[Task description]
Reproduce each line from the records that holds "JSON".

[Data under study]
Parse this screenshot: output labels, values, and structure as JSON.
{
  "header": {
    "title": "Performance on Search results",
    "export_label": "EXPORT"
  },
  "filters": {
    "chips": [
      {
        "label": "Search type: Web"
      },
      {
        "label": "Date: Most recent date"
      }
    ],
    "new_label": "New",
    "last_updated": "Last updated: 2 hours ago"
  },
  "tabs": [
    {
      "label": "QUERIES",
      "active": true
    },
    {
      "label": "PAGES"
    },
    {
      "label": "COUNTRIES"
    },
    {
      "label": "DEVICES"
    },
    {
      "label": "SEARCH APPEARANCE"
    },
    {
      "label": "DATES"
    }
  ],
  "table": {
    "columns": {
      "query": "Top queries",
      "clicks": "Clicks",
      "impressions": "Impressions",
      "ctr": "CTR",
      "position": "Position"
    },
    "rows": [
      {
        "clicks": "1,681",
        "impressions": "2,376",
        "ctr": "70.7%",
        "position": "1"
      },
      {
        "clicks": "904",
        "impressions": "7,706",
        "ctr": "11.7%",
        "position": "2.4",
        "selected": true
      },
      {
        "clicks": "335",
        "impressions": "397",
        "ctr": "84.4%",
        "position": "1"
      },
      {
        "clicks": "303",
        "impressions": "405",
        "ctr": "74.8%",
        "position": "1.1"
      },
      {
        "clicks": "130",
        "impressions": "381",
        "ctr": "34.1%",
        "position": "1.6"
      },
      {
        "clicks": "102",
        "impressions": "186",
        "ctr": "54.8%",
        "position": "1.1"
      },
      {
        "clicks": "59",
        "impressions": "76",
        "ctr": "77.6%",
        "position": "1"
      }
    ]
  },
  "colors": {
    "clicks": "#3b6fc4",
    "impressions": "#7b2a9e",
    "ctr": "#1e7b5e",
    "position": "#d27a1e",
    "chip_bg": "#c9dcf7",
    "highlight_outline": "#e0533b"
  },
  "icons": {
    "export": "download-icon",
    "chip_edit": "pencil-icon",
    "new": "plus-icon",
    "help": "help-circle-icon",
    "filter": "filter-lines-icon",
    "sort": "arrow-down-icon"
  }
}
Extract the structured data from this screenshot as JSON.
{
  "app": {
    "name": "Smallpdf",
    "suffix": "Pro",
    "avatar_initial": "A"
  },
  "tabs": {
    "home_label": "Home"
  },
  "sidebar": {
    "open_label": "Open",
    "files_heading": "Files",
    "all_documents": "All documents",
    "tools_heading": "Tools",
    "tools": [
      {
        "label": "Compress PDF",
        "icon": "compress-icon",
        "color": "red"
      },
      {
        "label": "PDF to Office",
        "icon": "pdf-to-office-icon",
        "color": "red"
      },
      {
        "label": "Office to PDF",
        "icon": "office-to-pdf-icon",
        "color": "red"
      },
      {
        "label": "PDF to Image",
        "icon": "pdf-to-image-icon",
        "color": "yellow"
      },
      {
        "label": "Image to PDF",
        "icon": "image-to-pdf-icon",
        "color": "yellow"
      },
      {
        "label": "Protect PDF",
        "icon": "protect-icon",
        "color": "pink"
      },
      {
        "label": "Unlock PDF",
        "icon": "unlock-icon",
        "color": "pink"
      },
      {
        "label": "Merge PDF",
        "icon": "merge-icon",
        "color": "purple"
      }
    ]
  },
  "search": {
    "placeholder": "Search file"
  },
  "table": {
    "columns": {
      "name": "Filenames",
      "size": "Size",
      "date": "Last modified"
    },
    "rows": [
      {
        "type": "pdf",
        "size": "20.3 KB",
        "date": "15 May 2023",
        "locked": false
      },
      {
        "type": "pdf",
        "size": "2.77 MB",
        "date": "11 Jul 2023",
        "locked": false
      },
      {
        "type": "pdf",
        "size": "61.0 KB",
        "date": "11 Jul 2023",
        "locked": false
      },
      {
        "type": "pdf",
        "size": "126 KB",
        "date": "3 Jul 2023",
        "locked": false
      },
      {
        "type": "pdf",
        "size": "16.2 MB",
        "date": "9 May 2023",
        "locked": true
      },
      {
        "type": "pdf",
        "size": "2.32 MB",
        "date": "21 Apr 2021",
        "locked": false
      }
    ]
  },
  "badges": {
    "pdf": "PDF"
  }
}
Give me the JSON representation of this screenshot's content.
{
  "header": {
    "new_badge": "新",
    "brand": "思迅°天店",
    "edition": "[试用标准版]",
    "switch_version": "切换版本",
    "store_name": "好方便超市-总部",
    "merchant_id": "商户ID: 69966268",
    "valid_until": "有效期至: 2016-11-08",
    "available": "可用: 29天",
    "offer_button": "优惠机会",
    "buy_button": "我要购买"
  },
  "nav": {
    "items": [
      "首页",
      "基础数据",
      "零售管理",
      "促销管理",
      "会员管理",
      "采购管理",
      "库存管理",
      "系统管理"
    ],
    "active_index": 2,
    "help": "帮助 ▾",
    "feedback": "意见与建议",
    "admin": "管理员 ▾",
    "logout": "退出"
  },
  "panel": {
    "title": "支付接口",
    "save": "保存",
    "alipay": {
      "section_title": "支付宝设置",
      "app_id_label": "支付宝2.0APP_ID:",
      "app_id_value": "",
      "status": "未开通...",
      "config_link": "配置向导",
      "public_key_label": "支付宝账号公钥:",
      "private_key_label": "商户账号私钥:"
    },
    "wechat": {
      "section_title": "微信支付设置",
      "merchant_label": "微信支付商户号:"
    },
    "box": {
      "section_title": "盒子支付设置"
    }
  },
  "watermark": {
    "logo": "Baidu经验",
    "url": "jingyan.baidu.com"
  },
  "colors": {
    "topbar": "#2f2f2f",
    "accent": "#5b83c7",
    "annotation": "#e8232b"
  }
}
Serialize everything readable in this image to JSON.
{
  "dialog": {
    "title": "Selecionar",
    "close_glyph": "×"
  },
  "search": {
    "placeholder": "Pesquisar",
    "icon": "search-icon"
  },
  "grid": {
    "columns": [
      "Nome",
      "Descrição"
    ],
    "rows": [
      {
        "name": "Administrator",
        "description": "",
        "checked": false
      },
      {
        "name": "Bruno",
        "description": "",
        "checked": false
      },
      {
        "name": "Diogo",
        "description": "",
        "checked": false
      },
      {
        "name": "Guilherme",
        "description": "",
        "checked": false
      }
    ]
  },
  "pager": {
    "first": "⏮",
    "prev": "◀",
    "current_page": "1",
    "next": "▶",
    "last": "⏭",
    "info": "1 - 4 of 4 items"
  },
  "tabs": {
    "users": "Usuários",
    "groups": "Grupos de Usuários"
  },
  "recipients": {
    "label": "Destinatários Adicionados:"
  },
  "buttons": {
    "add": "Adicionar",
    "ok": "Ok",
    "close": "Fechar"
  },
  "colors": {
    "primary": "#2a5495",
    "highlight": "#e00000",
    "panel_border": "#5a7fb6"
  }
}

[Finished task]
Parse this screenshot: output labels, values, and structure as JSON.
Extract the structured data from this screenshot as JSON.
Give me the JSON representation of this screenshot's content.
Serialize everything readable in this image to JSON.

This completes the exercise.